Aligned with police forces’ operational independence, each police force operates the scheme differently, in terms of the notification pathway and which institutions receive notifications. Importantly, the scheme does not discriminate on what type of schools these notifications should be sent to.

Lord Sharpe of Epsom
Parliamentary Under-Secretary (Home Office)
22nd Jan 2024
To ask His Majesty's Government, further to the remarks by Lord Sharpe of Epsom on 17 January (HL Deb col 463), when and in what circumstances Mr Mike Veale, former chief constable for Wiltshire, agreed that the manner in which he publicised allegations against Sir Edward Heath was “inappropriate”.

The reference to Mr Veale agreeing that the manner in which he publicised allegations against Sir Edward Heath was “inappropriate” was paraphrased from articles in The Guardian newspaper on 5 October 2017.

The Guardian reported that ‘, the chief constable, Mike Veale, finally acknowledged it a mistake that tainted the investigation by implying the presumption of guilt’ and Veale apologised for an appeal for complainants to come forward being made outside Heath’s house in August 2015, which critics said would encourage false claims.’

Lord Sharpe of Epsom
Parliamentary Under-Secretary (Home Office)
25th May 2023
To ask His Majesty's Government, further to the remarks by Lord Sharpe of Epsom on 22 May (HL Deb cols 599–602), when the misconduct case against Mr Mike Veale is expected to conclude.

Arrangements concerning the establishment of Mike Veale’s misconduct hearing are a matter for the Cleveland PCC, and the management of the hearing itself is the responsibility of the appointed independent Legally Qualified Chair (LQC).


Whilst the Government is aware that Mr Veale has been referred to a hearing, misconduct proceedings are rightfully conducted independently of Government, meaning we do not hold information including any determined timescales for holding or concluding a specific misconduct hearing.

Lord Sharpe of Epsom
Parliamentary Under-Secretary (Home Office)
17th Apr 2023
To ask His Majesty's Government, further to the Written Answers by Lord Sharpe of Epsom on 22 February (HL5554) where he stated that “there are no provisions in legislation which entitle legally qualified chairs to remain anonymous” and 4 April (HL6681) where he stated that “Any decision concerning publication of an LQC’s name is a matter for the relevant PCC”, what discussions they have had with Police and Crime Commissioners about disclosing the names of legally qualified chairs.

Decisions concerning the publication of a Legally Qualified Chair’s (LQC) name are a matter for the relevant Police and Crime Commissioner (PCC). These decisions are made independently of Government.

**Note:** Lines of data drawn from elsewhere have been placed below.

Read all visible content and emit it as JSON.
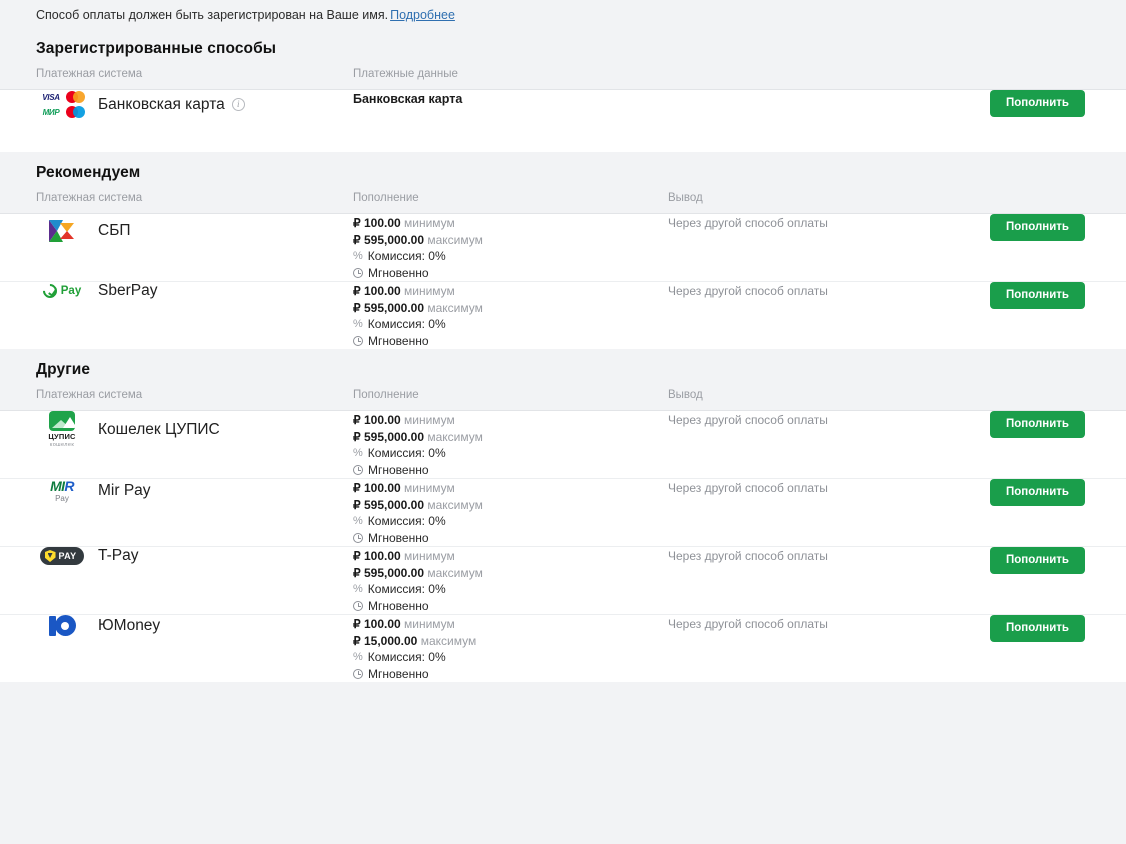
{
  "intro": {
    "text": "Способ оплаты должен быть зарегистрирован на Ваше имя.",
    "link_label": "Подробнее"
  },
  "colors": {
    "accent_green": "#1a9e4b",
    "link_blue": "#2f6fb0",
    "page_bg": "#f2f3f5",
    "muted_text": "#9a9da3"
  },
  "labels": {
    "col_system": "Платежная система",
    "col_payment_data": "Платежные данные",
    "col_topup": "Пополнение",
    "col_withdraw": "Вывод",
    "min_suffix": "минимум",
    "max_suffix": "максимум",
    "button": "Пополнить",
    "withdraw_value": "Через другой способ оплаты",
    "info_icon_glyph": "i",
    "percent_glyph": "%"
  },
  "sections": [
    {
      "title": "Зарегистрированные способы",
      "type": "registered",
      "columns": [
        "Платежная система",
        "Платежные данные"
      ],
      "rows": [
        {
          "logo": "bank-cards",
          "name": "Банковская карта",
          "has_info_icon": true,
          "payment_data": "Банковская карта",
          "button": "Пополнить",
          "card_brands": [
            "VISA",
            "Mastercard",
            "МИР",
            "Maestro"
          ]
        }
      ]
    },
    {
      "title": "Рекомендуем",
      "type": "limits",
      "columns": [
        "Платежная система",
        "Пополнение",
        "Вывод"
      ],
      "rows": [
        {
          "logo": "sbp",
          "name": "СБП",
          "min": "₽ 100.00",
          "max": "₽ 595,000.00",
          "fee": "Комиссия: 0%",
          "speed": "Мгновенно",
          "withdraw": "Через другой способ оплаты",
          "button": "Пополнить"
        },
        {
          "logo": "sberpay",
          "logo_text": "Pay",
          "name": "SberPay",
          "min": "₽ 100.00",
          "max": "₽ 595,000.00",
          "fee": "Комиссия: 0%",
          "speed": "Мгновенно",
          "withdraw": "Через другой способ оплаты",
          "button": "Пополнить"
        }
      ]
    },
    {
      "title": "Другие",
      "type": "limits",
      "columns": [
        "Платежная система",
        "Пополнение",
        "Вывод"
      ],
      "rows": [
        {
          "logo": "cupis",
          "logo_text": "ЦУПИС",
          "logo_subtext": "кошелек",
          "name": "Кошелек ЦУПИС",
          "min": "₽ 100.00",
          "max": "₽ 595,000.00",
          "fee": "Комиссия: 0%",
          "speed": "Мгновенно",
          "withdraw": "Через другой способ оплаты",
          "button": "Пополнить"
        },
        {
          "logo": "mirpay",
          "logo_text": "MIR",
          "logo_subtext": "Pay",
          "name": "Mir Pay",
          "min": "₽ 100.00",
          "max": "₽ 595,000.00",
          "fee": "Комиссия: 0%",
          "speed": "Мгновенно",
          "withdraw": "Через другой способ оплаты",
          "button": "Пополнить"
        },
        {
          "logo": "tpay",
          "logo_text": "PAY",
          "name": "T-Pay",
          "min": "₽ 100.00",
          "max": "₽ 595,000.00",
          "fee": "Комиссия: 0%",
          "speed": "Мгновенно",
          "withdraw": "Через другой способ оплаты",
          "button": "Пополнить"
        },
        {
          "logo": "yoomoney",
          "name": "ЮMoney",
          "min": "₽ 100.00",
          "max": "₽ 15,000.00",
          "fee": "Комиссия: 0%",
          "speed": "Мгновенно",
          "withdraw": "Через другой способ оплаты",
          "button": "Пополнить"
        }
      ]
    }
  ]
}
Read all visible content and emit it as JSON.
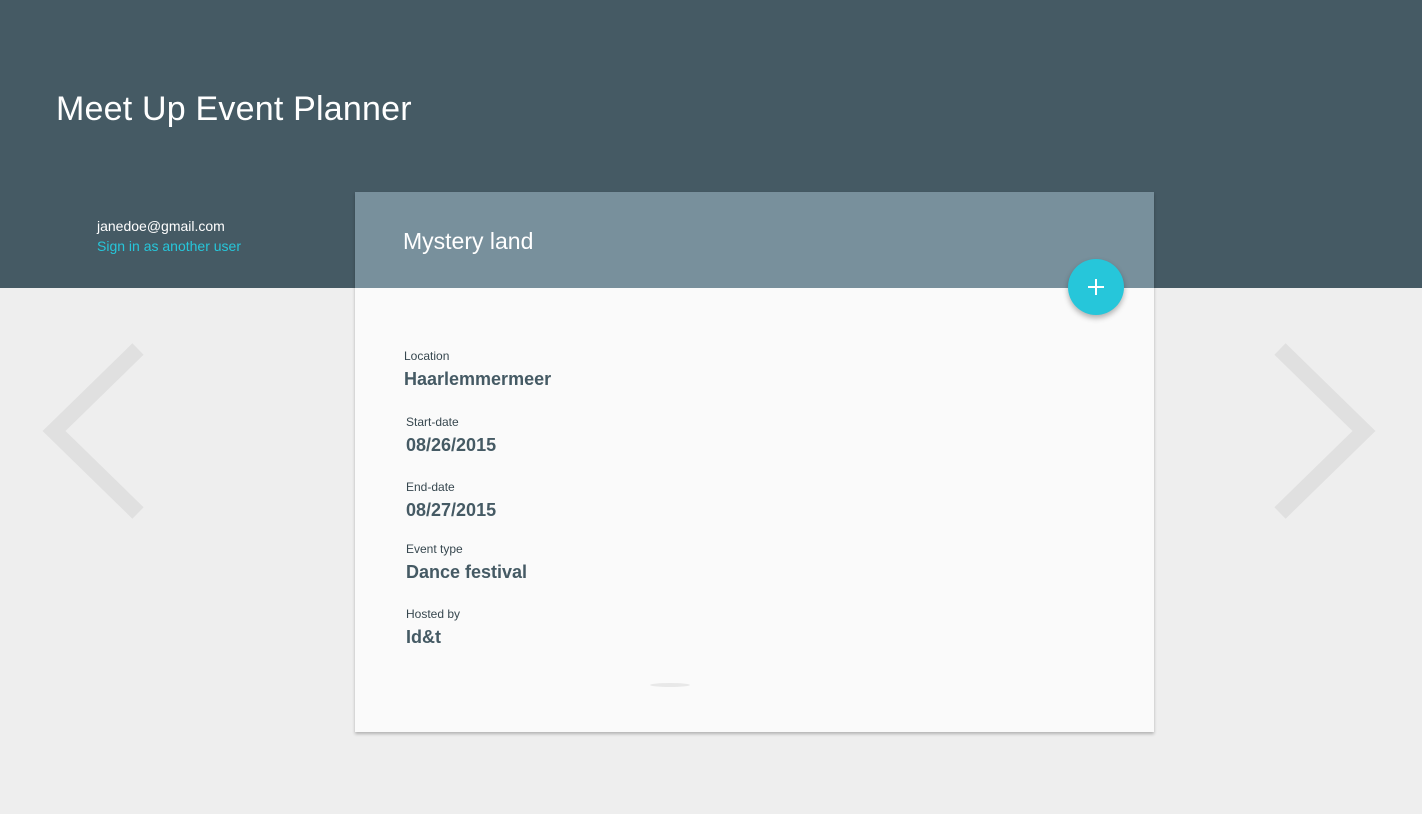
{
  "app": {
    "title": "Meet Up Event Planner"
  },
  "user": {
    "email": "janedoe@gmail.com",
    "switch_label": "Sign in as another user"
  },
  "event": {
    "name": "Mystery land",
    "fields": [
      {
        "label": "Location",
        "value": "Haarlemmermeer"
      },
      {
        "label": "Start-date",
        "value": "08/26/2015"
      },
      {
        "label": "End-date",
        "value": "08/27/2015"
      },
      {
        "label": "Event type",
        "value": "Dance festival"
      },
      {
        "label": "Hosted by",
        "value": "Id&t"
      }
    ]
  },
  "icons": {
    "fab": "plus-icon",
    "prev": "chevron-left-icon",
    "next": "chevron-right-icon"
  },
  "colors": {
    "header_bg": "#455a64",
    "card_header_bg": "#78909c",
    "accent": "#26c6da",
    "page_bg": "#eeeeee",
    "card_bg": "#fafafa"
  }
}
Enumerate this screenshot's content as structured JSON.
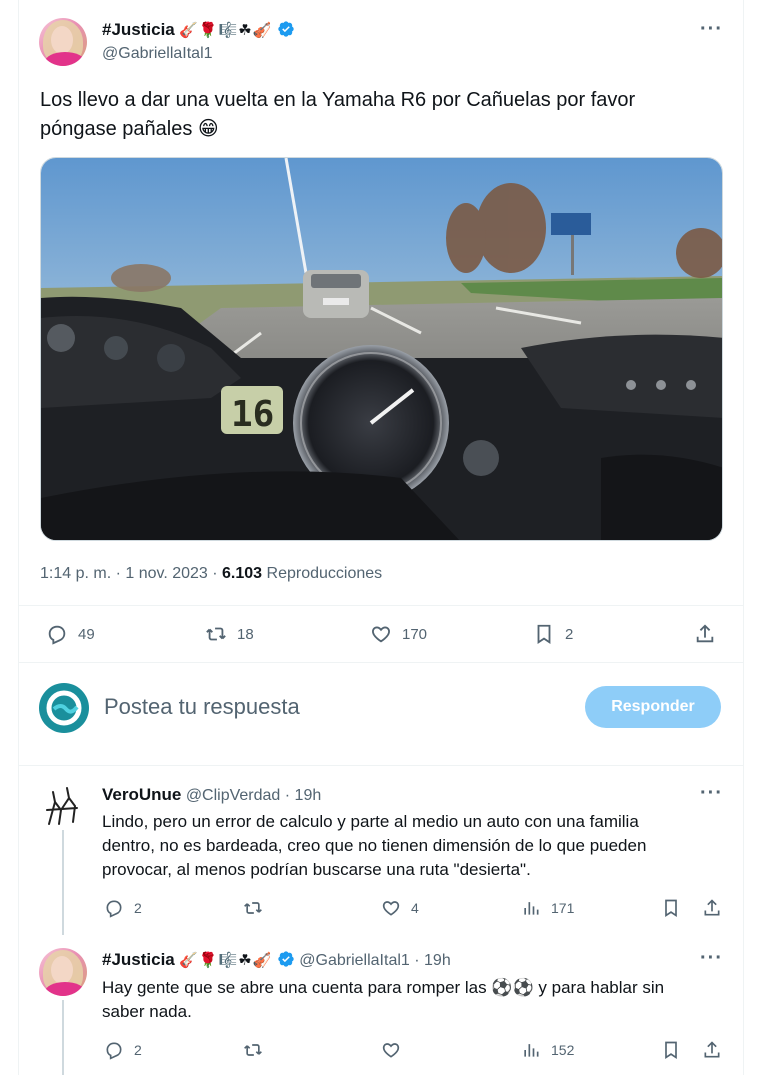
{
  "tweet": {
    "name": "#Justicia",
    "emojis": "🎸🌹🎼☘🎻",
    "handle": "@GabriellaItal1",
    "text_line1": "Los llevo a dar una vuelta en la Yamaha R6 por Cañuelas por favor",
    "text_line2": "póngase pañales 😁",
    "time": "1:14 p. m. · 1 nov. 2023 · ",
    "views_count": "6.103",
    "views_label": " Reproducciones",
    "speedo_readout": "16",
    "actions": {
      "replies": "49",
      "retweets": "18",
      "likes": "170",
      "bookmarks": "2"
    }
  },
  "composer": {
    "placeholder": "Postea tu respuesta",
    "button_label": "Responder"
  },
  "replies": [
    {
      "name": "VeroUnue",
      "handle": "@ClipVerdad",
      "time": " · 19h",
      "text_line1": "Lindo, pero un error de calculo y parte al medio un auto con una familia",
      "text_line2": "dentro, no es bardeada, creo que no tienen dimensión de lo que pueden",
      "text_line3": "provocar, al menos podrían buscarse una ruta \"desierta\".",
      "replies": "2",
      "retweets": "",
      "likes": "4",
      "views": "171"
    },
    {
      "name": "#Justicia",
      "emojis": "🎸🌹🎼☘🎻",
      "handle": "@GabriellaItal1",
      "time": " · 19h",
      "text_line1": "Hay gente que se abre una cuenta para romper las ⚽⚽ y para hablar sin",
      "text_line2": "saber nada.",
      "replies": "2",
      "retweets": "",
      "likes": "",
      "views": "152"
    }
  ],
  "colors": {
    "accent": "#1d9bf0",
    "button_disabled": "#8ecdf8",
    "secondary_text": "#536471"
  }
}
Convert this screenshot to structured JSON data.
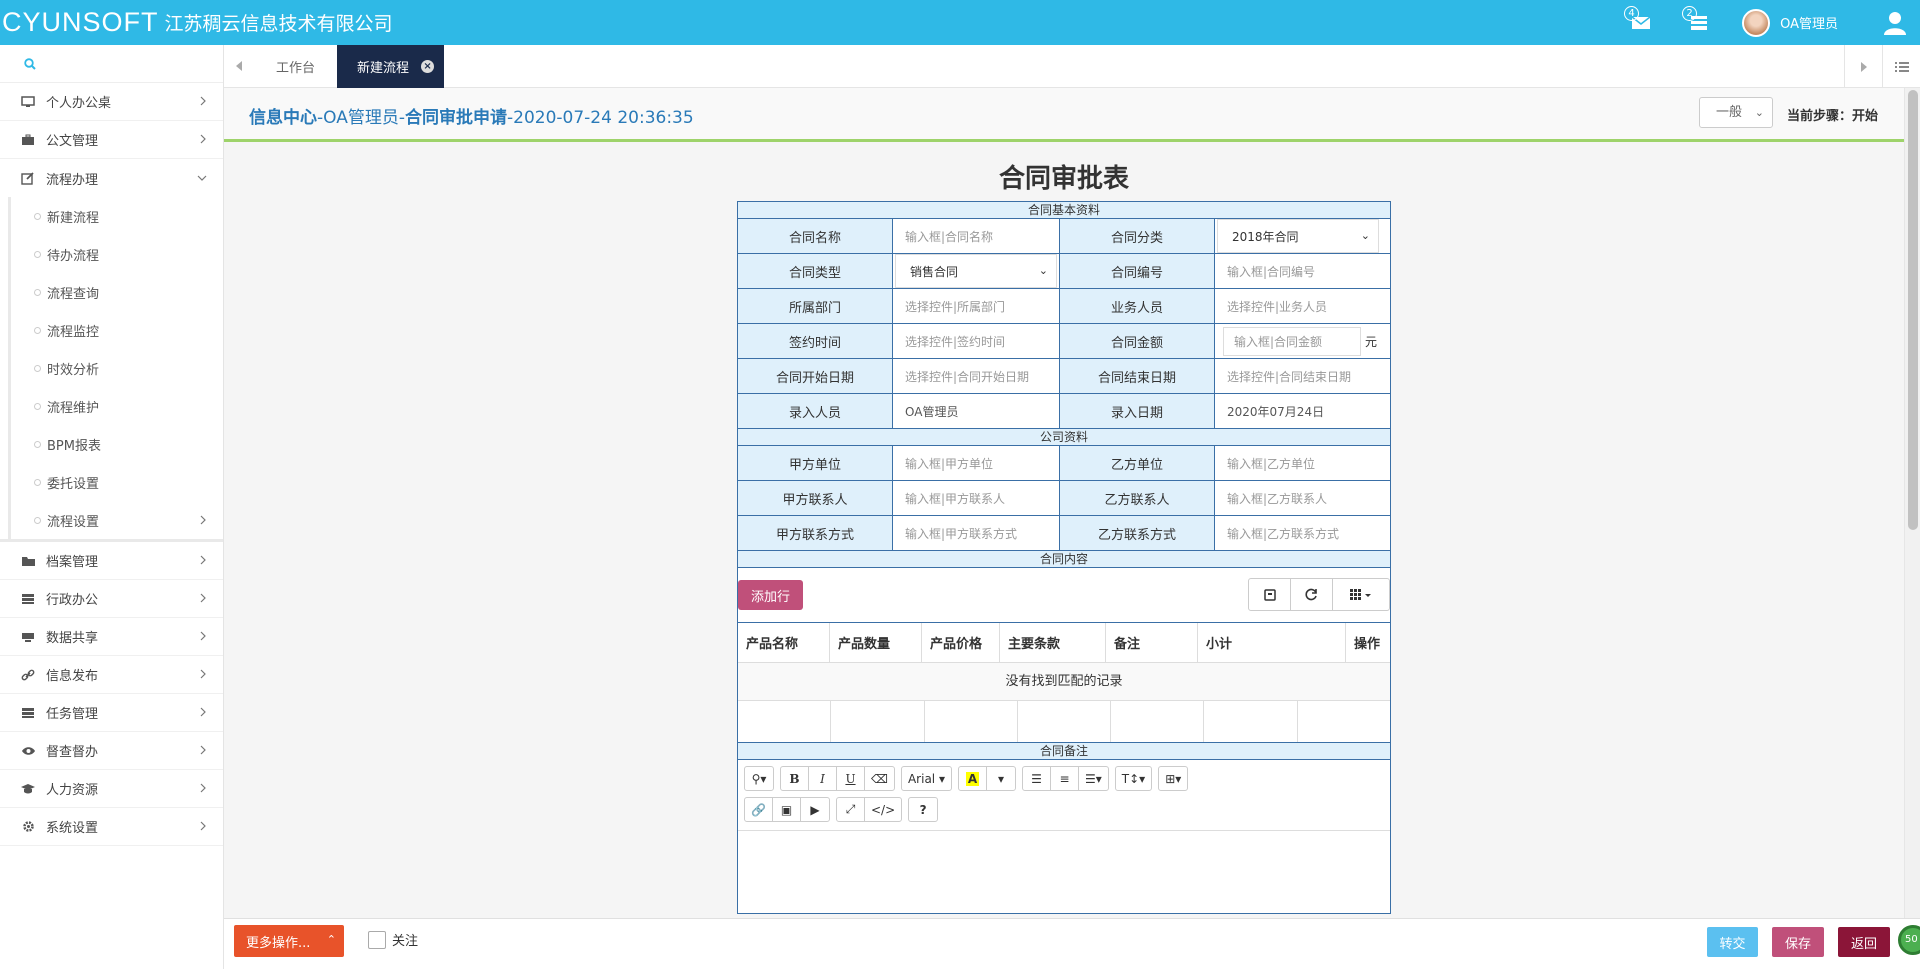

The Government has not held any specific conversations with PCCs regarding these decisions.

Lord Sharpe of Epsom
Parliamentary Under-Secretary (Home Office)